Segmental approach is used routinely in the echocardiographic evaluation of congenital heart disease. It is also useful in other cardiac imaging modalities used for evaluation of congenital heart disease like computed tomography and magnetic resonance imaging. Chest X-ray is useful in evaluating the cardiac position and visceral situs as it gives an overview of cardiac position in the thorax, position of left and right bronchi, aortic arch, liver and stomach air bubble .
Here is a chest X-ray in mesocardia with levo transposition of great arteries:
Here is another chest X-ray showing right aortic arch in tetralogy of Fallot:
In both these cases, the visceral situs is solitus, as the stomach air bubble is on the left side and liver shadow on the right side.
Abnormalities in situs can be situs inversus and situs ambiguous. Visceroatrial situs refers to the position of the atria in relation to stomach, spleen, liver and bronchi. In visceroatrial concordance, atrial situs corresponds to that of other viscera. If it is not so, it is called visceroatrial discordance. The left lung has two lobes and a relatively longer bronchus which is below the left pulmonary artery. This is known as hyparterial bronchus. Right lung has three lobes and a wider, shorter bronchus which is above the right pulmonary artery. Right bronchus is eparterial. Cardiac position is mentioned as levocardia, mesocardia and dextrocardia, depending on the location of cardiac mass within the thorax. Base apex axis is also considered in differentiating between levocardia and dextrocardia. Usually the base apex axis and the cardiac position based on the cardiac mass in the thorax are concordant.
The three main cardiac segments are the atria, ventricles and great vessels. Connections between these three segments are also evaluated sequentially. Identification of each segment is based on its morphological characteristics.
Atrial situs is defined by morphological features including the appendages. Venous connections or position in the body cannot be used for definition in segmental analysis as they may vary. Atrial situs solitus is morphological left atrium on the left side and morphological right atrium to the right. Reverse pattern is atrial situs inversus. In atrial situs ambiguous or atrial isomerism, both atria will be either morphological right atrium or left atrium. Atrial isomerism is associated with left-right symmetry of abdominal organs, known as heterotaxy syndrome . Due to the need for identification of visceroatrial situs, echocardiography in children usually starts with the subcostal view unlike the parasternal long axis view in adults.
Venoatrial connection is assessed by identifying the position of vena cavae and pulmonary veins. Inferior vena cava is normally to the right of the abdominal aorta. This relation is reversed in situs inversus. In most cases inferior vena cava drains to the right atrium.
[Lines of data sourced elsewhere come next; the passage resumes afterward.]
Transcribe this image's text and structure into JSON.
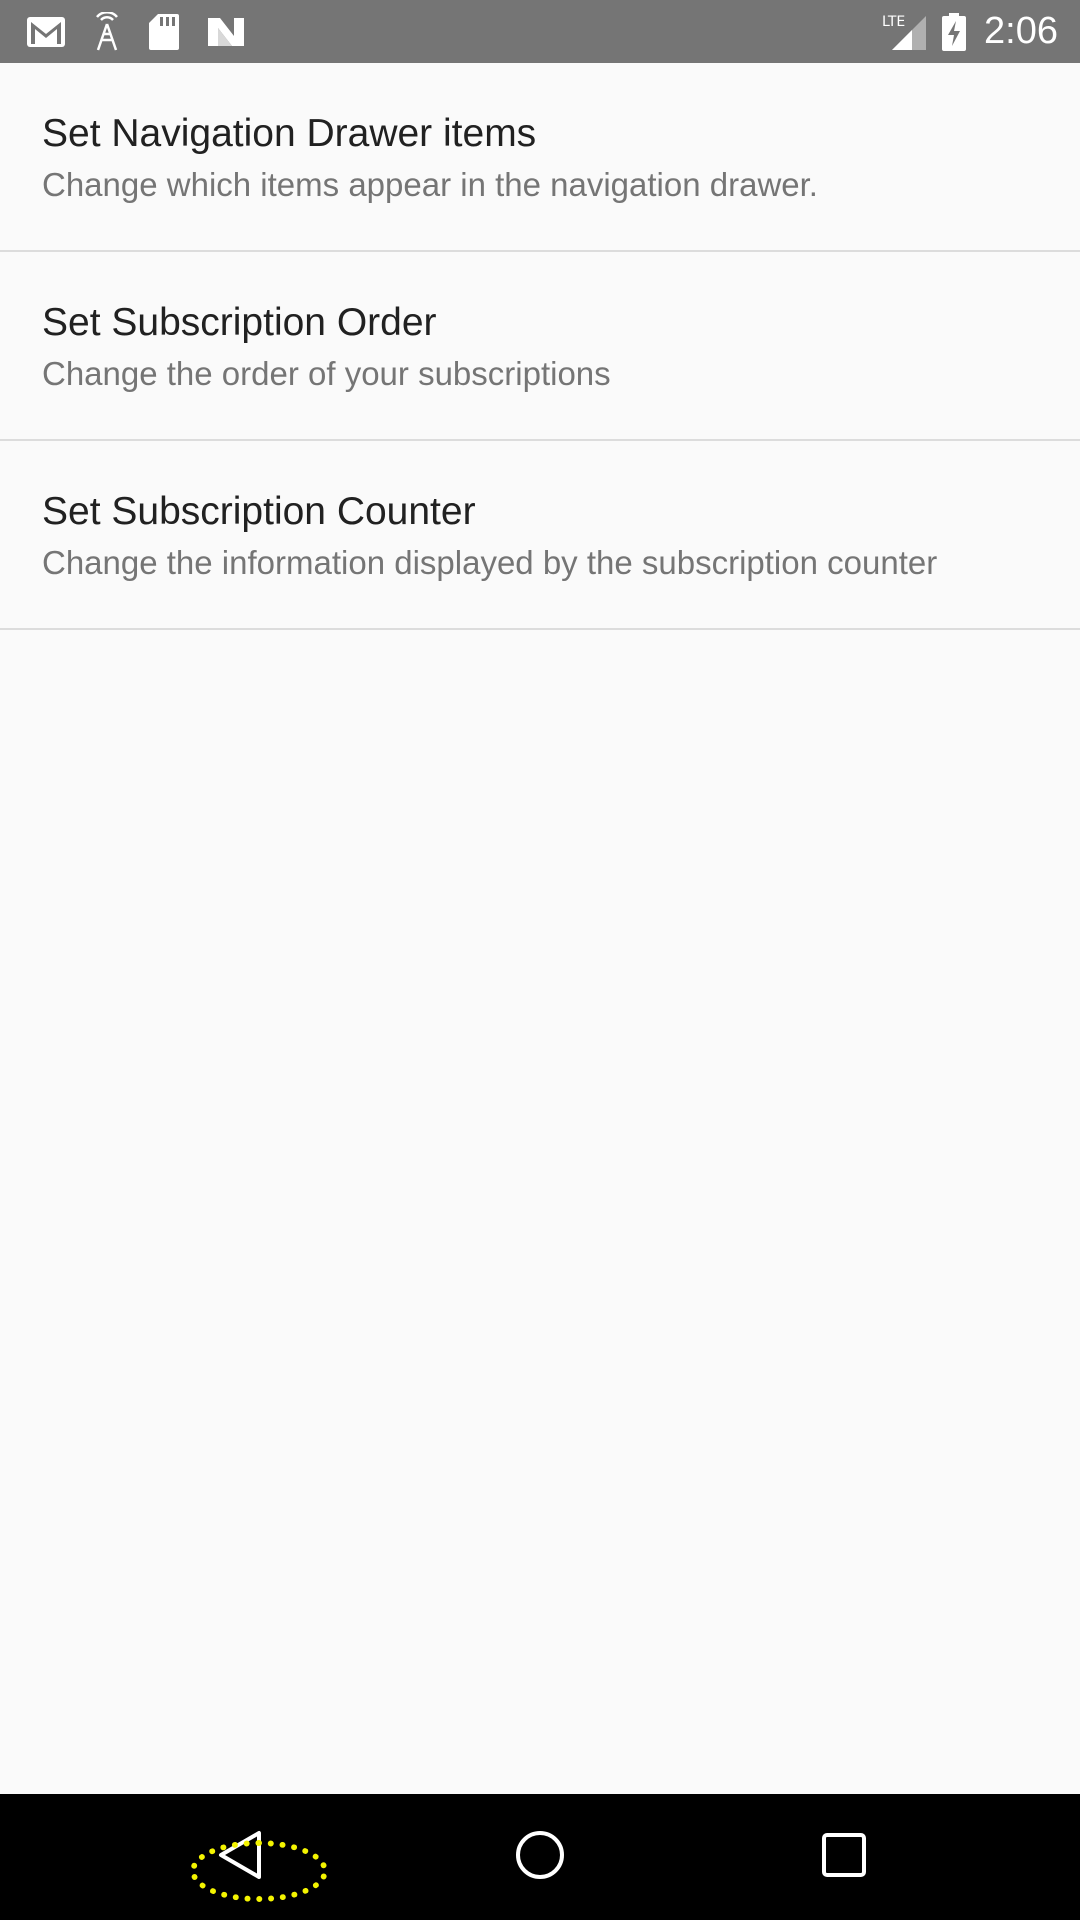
{
  "status_bar": {
    "left_icons": [
      "gmail-icon",
      "antenna-icon",
      "sd-card-icon",
      "n-logo-icon"
    ],
    "network_label": "LTE",
    "time": "2:06"
  },
  "preferences": [
    {
      "title": "Set Navigation Drawer items",
      "summary": "Change which items appear in the navigation drawer."
    },
    {
      "title": "Set Subscription Order",
      "summary": "Change the order of your subscriptions"
    },
    {
      "title": "Set Subscription Counter",
      "summary": "Change the information displayed by the subscription counter"
    }
  ],
  "nav_bar": {
    "buttons": [
      "back-icon",
      "home-icon",
      "recents-icon"
    ]
  },
  "colors": {
    "status_bar": "#757575",
    "background": "#fafafa",
    "title_text": "#212121",
    "summary_text": "#757575",
    "divider": "#dcdcdc",
    "nav_bar": "#000000",
    "highlight": "#f4f400"
  }
}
All four pulmonary veins can be seen in a modified high parasternal view in children and is known as crab view. Common venous chamber and pulmonary veins in supracardiac and cardiac forms of total anomalous pulmonary venous connection can also be seen in a similar modified parasternal short axis view.
Ventricular situs is depending on the morphology of the ventricles. As the atrioventricular valves go with the ventricles, morphological right ventricle has the tricuspid valve and morphological left ventricle has the mitral valve. In abnormal situations, they are referred to as right atrioventricular (AV) valve and left AV valve. Usually, the distally placed valve is taken as the tricuspid valve. The tricuspid valve has an attachment to the ventricular septum while the mitral valve does not have an attachment to the septum. But the position of atrioventricular valves is not useful in the presence inlet type of ventricular septal defect where the AV valves are at the same level. Right ventricular trabeculation is more coarse than the left ventricular trabeculation. Right ventricle has an infundibulum which separates the tricuspid and pulmonary valves. As there is no conus on the left side, there is mitral aortic continuity. This is a fibrous continuity between the non coronary aortic cusp and the base of the anterior mitral leaflet .
Atrioventricular concordance is assessed next. When the morphological right atrium and left atrium connect to the corresponding morphological ventricles, it is known as atrioventricular concordance. The reverse pattern is known as atrioventricular discordance. Ventriculoarterial relationships are also mentioned in this pattern. In usual dextrotransposition of great arteries, there is atrioventricular concordance and ventriculoarterial discordance. In corrected transposition, there is both atrioventricular and ventriculoarterial discordance so that it is physiologically corrected. Right atrial blood reaches the pulmonary artery through the left ventricle. Left atrial blood reaches the aorta through the right ventricle.
In normally related great arteries (NRGA), aortic valve is to the right and posterior to the pulmonary valve. Echocardiographic description of the relation between aorta and pulmonary artery is a circle and sausage appearance with right ventricular outflow tract and pulmonary artery encircling the aortic cross section.
In dextrotransposition of great arteries, the great vessels are almost parallel and the arrangement is called two circles appearance.
Aorta and pulmonary artery are identified by their arch and bifurcation respectively on tracing distally. Pulmonary artery arising from left ventricle is seen as the bifurcating vessel in the echocardiogram below:
This is a highly simplified version of the sequential segmental analysis in congenital heart disease. More detailed explanation with illustrations is available in the cited references.